→ Exercise details
Each line of the records is to be copied verbatim.

:: Information supplied

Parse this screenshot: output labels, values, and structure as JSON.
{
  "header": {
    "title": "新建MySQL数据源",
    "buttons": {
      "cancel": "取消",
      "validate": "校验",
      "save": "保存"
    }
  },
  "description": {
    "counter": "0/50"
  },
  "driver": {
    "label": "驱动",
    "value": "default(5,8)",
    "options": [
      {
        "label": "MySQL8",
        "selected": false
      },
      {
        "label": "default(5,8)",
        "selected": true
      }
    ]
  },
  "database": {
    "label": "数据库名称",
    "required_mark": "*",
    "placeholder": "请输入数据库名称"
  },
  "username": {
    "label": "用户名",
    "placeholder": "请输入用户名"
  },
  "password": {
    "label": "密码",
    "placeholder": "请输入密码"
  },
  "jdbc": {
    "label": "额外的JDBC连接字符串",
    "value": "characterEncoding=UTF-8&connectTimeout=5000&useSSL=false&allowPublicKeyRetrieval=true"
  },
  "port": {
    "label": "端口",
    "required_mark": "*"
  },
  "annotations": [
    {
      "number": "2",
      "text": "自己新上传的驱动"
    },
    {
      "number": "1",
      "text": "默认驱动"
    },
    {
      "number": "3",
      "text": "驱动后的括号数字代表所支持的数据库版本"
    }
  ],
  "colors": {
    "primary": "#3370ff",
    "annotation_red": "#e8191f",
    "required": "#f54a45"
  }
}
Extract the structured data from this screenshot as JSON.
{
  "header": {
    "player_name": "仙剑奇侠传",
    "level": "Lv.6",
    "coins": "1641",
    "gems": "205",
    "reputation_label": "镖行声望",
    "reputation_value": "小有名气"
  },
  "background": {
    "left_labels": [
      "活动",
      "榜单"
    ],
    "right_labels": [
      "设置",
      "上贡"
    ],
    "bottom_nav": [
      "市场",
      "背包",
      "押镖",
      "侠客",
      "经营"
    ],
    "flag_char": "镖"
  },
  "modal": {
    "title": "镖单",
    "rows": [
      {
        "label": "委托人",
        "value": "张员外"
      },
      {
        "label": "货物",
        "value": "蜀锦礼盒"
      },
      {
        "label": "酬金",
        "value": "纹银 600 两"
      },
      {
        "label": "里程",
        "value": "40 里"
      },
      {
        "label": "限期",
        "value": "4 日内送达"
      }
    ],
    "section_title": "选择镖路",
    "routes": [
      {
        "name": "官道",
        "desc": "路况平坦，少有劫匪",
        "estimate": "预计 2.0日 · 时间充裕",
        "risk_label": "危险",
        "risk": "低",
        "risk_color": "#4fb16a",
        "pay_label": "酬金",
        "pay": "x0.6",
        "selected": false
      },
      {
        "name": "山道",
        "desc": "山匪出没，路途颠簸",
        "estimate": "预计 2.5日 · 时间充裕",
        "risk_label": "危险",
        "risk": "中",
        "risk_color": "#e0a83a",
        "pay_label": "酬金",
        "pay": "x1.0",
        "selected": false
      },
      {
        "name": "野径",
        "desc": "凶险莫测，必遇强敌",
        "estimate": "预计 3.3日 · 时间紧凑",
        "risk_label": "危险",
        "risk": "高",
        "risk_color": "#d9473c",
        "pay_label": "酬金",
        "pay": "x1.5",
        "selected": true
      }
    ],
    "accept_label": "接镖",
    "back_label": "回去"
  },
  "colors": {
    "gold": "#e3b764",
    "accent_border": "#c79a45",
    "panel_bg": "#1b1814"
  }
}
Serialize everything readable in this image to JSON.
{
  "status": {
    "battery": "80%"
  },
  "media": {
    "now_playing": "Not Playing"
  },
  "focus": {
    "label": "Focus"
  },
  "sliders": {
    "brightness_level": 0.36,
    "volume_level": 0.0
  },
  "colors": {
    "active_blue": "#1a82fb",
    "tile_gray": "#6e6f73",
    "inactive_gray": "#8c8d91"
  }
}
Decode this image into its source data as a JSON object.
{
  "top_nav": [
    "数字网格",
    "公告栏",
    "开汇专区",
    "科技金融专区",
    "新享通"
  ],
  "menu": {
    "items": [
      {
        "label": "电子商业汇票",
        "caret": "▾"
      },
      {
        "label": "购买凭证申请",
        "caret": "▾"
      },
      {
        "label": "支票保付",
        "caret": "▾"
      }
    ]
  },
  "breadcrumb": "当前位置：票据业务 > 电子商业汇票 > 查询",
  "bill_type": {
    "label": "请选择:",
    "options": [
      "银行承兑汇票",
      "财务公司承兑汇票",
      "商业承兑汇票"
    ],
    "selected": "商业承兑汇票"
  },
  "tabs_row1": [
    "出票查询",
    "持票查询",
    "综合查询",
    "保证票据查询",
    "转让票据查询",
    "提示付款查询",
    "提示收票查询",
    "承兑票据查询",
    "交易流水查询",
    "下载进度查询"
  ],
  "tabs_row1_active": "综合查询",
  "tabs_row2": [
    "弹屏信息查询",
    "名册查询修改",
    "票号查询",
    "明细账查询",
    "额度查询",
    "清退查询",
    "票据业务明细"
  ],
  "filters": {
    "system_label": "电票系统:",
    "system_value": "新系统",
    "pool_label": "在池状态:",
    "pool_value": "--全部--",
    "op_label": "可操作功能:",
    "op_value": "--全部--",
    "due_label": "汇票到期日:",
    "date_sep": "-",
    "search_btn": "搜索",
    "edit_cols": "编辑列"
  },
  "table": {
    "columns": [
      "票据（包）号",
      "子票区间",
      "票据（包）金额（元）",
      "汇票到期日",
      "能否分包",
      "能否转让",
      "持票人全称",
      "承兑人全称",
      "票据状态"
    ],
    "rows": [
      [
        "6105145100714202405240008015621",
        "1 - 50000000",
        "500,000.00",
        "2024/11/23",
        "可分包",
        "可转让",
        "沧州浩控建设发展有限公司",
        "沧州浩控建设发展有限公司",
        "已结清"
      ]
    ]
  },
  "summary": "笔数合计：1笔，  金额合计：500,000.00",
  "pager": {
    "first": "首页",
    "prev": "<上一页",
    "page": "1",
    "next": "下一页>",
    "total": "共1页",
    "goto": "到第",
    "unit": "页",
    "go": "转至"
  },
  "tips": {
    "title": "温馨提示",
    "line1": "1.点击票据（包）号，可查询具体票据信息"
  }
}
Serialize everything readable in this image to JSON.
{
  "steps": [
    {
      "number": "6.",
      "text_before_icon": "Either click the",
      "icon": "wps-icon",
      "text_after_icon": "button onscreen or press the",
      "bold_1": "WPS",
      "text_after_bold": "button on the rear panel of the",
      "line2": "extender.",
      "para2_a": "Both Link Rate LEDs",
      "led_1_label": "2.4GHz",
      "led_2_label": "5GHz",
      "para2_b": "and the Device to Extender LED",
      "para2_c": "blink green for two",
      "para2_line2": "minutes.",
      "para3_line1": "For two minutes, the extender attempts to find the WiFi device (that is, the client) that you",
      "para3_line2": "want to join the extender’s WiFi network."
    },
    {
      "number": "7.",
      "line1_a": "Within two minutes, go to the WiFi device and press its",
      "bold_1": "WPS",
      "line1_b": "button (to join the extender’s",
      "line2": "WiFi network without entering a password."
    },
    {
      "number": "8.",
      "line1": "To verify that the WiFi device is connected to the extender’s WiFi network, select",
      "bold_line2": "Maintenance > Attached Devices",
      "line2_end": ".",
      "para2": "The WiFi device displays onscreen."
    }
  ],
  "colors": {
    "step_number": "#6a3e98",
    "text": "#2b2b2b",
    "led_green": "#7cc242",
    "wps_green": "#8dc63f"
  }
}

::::

→ Exercise response
Parse this screenshot: output labels, values, and structure as JSON.
{
  "header": {
    "title": "新建MySQL数据源",
    "buttons": {
      "cancel": "取消",
      "validate": "校验",
      "save": "保存"
    }
  },
  "description": {
    "counter": "0/50"
  },
  "driver": {
    "label": "驱动",
    "value": "default(5,8)",
    "options": [
      {
        "label": "MySQL8",
        "selected": false
      },
      {
        "label": "default(5,8)",
        "selected": true
      }
    ]
  },
  "database": {
    "label": "数据库名称",
    "required_mark": "*",
    "placeholder": "请输入数据库名称"
  },
  "username": {
    "label": "用户名",
    "placeholder": "请输入用户名"
  },
  "password": {
    "label": "密码",
    "placeholder": "请输入密码"
  },
  "jdbc": {
    "label": "额外的JDBC连接字符串",
    "value": "characterEncoding=UTF-8&connectTimeout=5000&useSSL=false&allowPublicKeyRetrieval=true"
  },
  "port": {
    "label": "端口",
    "required_mark": "*"
  },
  "annotations": [
    {
      "number": "2",
      "text": "自己新上传的驱动"
    },
    {
      "number": "1",
      "text": "默认驱动"
    },
    {
      "number": "3",
      "text": "驱动后的括号数字代表所支持的数据库版本"
    }
  ],
  "colors": {
    "primary": "#3370ff",
    "annotation_red": "#e8191f",
    "required": "#f54a45"
  }
}
Extract the structured data from this screenshot as JSON.
{
  "header": {
    "player_name": "仙剑奇侠传",
    "level": "Lv.6",
    "coins": "1641",
    "gems": "205",
    "reputation_label": "镖行声望",
    "reputation_value": "小有名气"
  },
  "background": {
    "left_labels": [
      "活动",
      "榜单"
    ],
    "right_labels": [
      "设置",
      "上贡"
    ],
    "bottom_nav": [
      "市场",
      "背包",
      "押镖",
      "侠客",
      "经营"
    ],
    "flag_char": "镖"
  },
  "modal": {
    "title": "镖单",
    "rows": [
      {
        "label": "委托人",
        "value": "张员外"
      },
      {
        "label": "货物",
        "value": "蜀锦礼盒"
      },
      {
        "label": "酬金",
        "value": "纹银 600 两"
      },
      {
        "label": "里程",
        "value": "40 里"
      },
      {
        "label": "限期",
        "value": "4 日内送达"
      }
    ],
    "section_title": "选择镖路",
    "routes": [
      {
        "name": "官道",
        "desc": "路况平坦，少有劫匪",
        "estimate": "预计 2.0日 · 时间充裕",
        "risk_label": "危险",
        "risk": "低",
        "risk_color": "#4fb16a",
        "pay_label": "酬金",
        "pay": "x0.6",
        "selected": false
      },
      {
        "name": "山道",
        "desc": "山匪出没，路途颠簸",
        "estimate": "预计 2.5日 · 时间充裕",
        "risk_label": "危险",
        "risk": "中",
        "risk_color": "#e0a83a",
        "pay_label": "酬金",
        "pay": "x1.0",
        "selected": false
      },
      {
        "name": "野径",
        "desc": "凶险莫测，必遇强敌",
        "estimate": "预计 3.3日 · 时间紧凑",
        "risk_label": "危险",
        "risk": "高",
        "risk_color": "#d9473c",
        "pay_label": "酬金",
        "pay": "x1.5",
        "selected": true
      }
    ],
    "accept_label": "接镖",
    "back_label": "回去"
  },
  "colors": {
    "gold": "#e3b764",
    "accent_border": "#c79a45",
    "panel_bg": "#1b1814"
  }
}
Serialize everything readable in this image to JSON.
{
  "status": {
    "battery": "80%"
  },
  "media": {
    "now_playing": "Not Playing"
  },
  "focus": {
    "label": "Focus"
  },
  "sliders": {
    "brightness_level": 0.36,
    "volume_level": 0.0
  },
  "colors": {
    "active_blue": "#1a82fb",
    "tile_gray": "#6e6f73",
    "inactive_gray": "#8c8d91"
  }
}
Decode this image into its source data as a JSON object.
{
  "top_nav": [
    "数字网格",
    "公告栏",
    "开汇专区",
    "科技金融专区",
    "新享通"
  ],
  "menu": {
    "items": [
      {
        "label": "电子商业汇票",
        "caret": "▾"
      },
      {
        "label": "购买凭证申请",
        "caret": "▾"
      },
      {
        "label": "支票保付",
        "caret": "▾"
      }
    ]
  },
  "breadcrumb": "当前位置：票据业务 > 电子商业汇票 > 查询",
  "bill_type": {
    "label": "请选择:",
    "options": [
      "银行承兑汇票",
      "财务公司承兑汇票",
      "商业承兑汇票"
    ],
    "selected": "商业承兑汇票"
  },
  "tabs_row1": [
    "出票查询",
    "持票查询",
    "综合查询",
    "保证票据查询",
    "转让票据查询",
    "提示付款查询",
    "提示收票查询",
    "承兑票据查询",
    "交易流水查询",
    "下载进度查询"
  ],
  "tabs_row1_active": "综合查询",
  "tabs_row2": [
    "弹屏信息查询",
    "名册查询修改",
    "票号查询",
    "明细账查询",
    "额度查询",
    "清退查询",
    "票据业务明细"
  ],
  "filters": {
    "system_label": "电票系统:",
    "system_value": "新系统",
    "pool_label": "在池状态:",
    "pool_value": "--全部--",
    "op_label": "可操作功能:",
    "op_value": "--全部--",
    "due_label": "汇票到期日:",
    "date_sep": "-",
    "search_btn": "搜索",
    "edit_cols": "编辑列"
  },
  "table": {
    "columns": [
      "票据（包）号",
      "子票区间",
      "票据（包）金额（元）",
      "汇票到期日",
      "能否分包",
      "能否转让",
      "持票人全称",
      "承兑人全称",
      "票据状态"
    ],
    "rows": [
      [
        "6105145100714202405240008015621",
        "1 - 50000000",
        "500,000.00",
        "2024/11/23",
        "可分包",
        "可转让",
        "沧州浩控建设发展有限公司",
        "沧州浩控建设发展有限公司",
        "已结清"
      ]
    ]
  },
  "summary": "笔数合计：1笔，  金额合计：500,000.00",
  "pager": {
    "first": "首页",
    "prev": "<上一页",
    "page": "1",
    "next": "下一页>",
    "total": "共1页",
    "goto": "到第",
    "unit": "页",
    "go": "转至"
  },
  "tips": {
    "title": "温馨提示",
    "line1": "1.点击票据（包）号，可查询具体票据信息"
  }
}
Serialize everything readable in this image to JSON.
{
  "steps": [
    {
      "number": "6.",
      "text_before_icon": "Either click the",
      "icon": "wps-icon",
      "text_after_icon": "button onscreen or press the",
      "bold_1": "WPS",
      "text_after_bold": "button on the rear panel of the",
      "line2": "extender.",
      "para2_a": "Both Link Rate LEDs",
      "led_1_label": "2.4GHz",
      "led_2_label": "5GHz",
      "para2_b": "and the Device to Extender LED",
      "para2_c": "blink green for two",
      "para2_line2": "minutes.",
      "para3_line1": "For two minutes, the extender attempts to find the WiFi device (that is, the client) that you",
      "para3_line2": "want to join the extender’s WiFi network."
    },
    {
      "number": "7.",
      "line1_a": "Within two minutes, go to the WiFi device and press its",
      "bold_1": "WPS",
      "line1_b": "button (to join the extender’s",
      "line2": "WiFi network without entering a password."
    },
    {
      "number": "8.",
      "line1": "To verify that the WiFi device is connected to the extender’s WiFi network, select",
      "bold_line2": "Maintenance > Attached Devices",
      "line2_end": ".",
      "para2": "The WiFi device displays onscreen."
    }
  ],
  "colors": {
    "step_number": "#6a3e98",
    "text": "#2b2b2b",
    "led_green": "#7cc242",
    "wps_green": "#8dc63f"
  }
}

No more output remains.